RALEIGH, N.C. (AP) — One current and three former U.S. Army soldiers have been sentenced for their involvement in a bribery scheme in Afghanistan that resulted in the theft of more than $10 million worth of fuel, federal prosecutors announced.
The U.S. Department of Justice said Tuesday that each of the four men was sentenced in U.S. District Court in Raleigh, North Carolina. They each had pleaded guilty to conspiracy and bribery.
Of the four, Jeffery B. Edmondson, 38, of Fayetteville, North Carolina, was identified as the senior enlisted member of the unit who supervised his co-conspirators. He was sentenced to eight years in prison, the announcement said.
Among the remaining three, Christopher Ciampa, 33, of Lillington, North Carolina, received the harshest sentence, getting 10 years in prison, prosecutors said. Officials also said Enmanual Lugo, 32, of Ocean Township, New Jersey, was sentenced to four years in prison. Geoffrey Montague, 39, also of Fayetteville, was a senior enlisted member of the unit who reported to Edmondson, and was sentenced to five years in prison, prosecutors said.
In 2011, the four men were serving with the 3rd Special Forces Group Service Detachment deployed to Kandahar Air Field in Afghanistan.

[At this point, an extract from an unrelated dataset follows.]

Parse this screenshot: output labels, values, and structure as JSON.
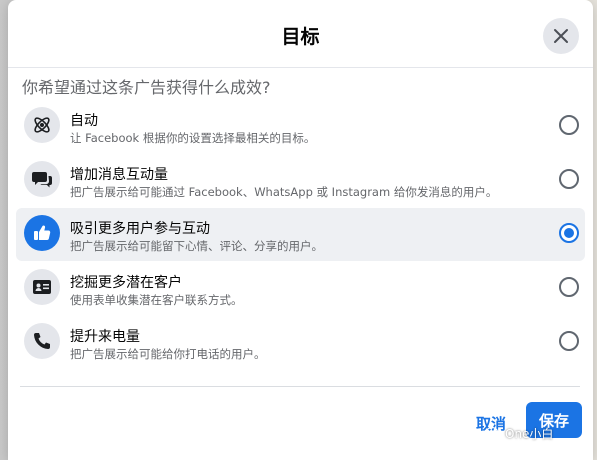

During the deployment, the defendants were responsible for managing requests for fuel and other items in support of military units in Afghanistan paid for by the U.S. government.
The men acknowledged that fake requests for thousands of gallons of fuel were submitted that were neither necessary nor used by military units. They admitted that in return for cash bribes, all of the requests were awarded to the same Afghan trucking company, which used the fake requests to download fuel from depots on Kandahar Air Field and then sold the fuel on the black market.
The defendants admitted to sending some of the money to the U.S. either by wire transfer or hidden in personal items, and transported cash back to the U.S. either on their person or in their luggage, according to prosecutors.
The Justice Department said, in addition, that Edmondson and Ciampa admitted to using the money to buy cars.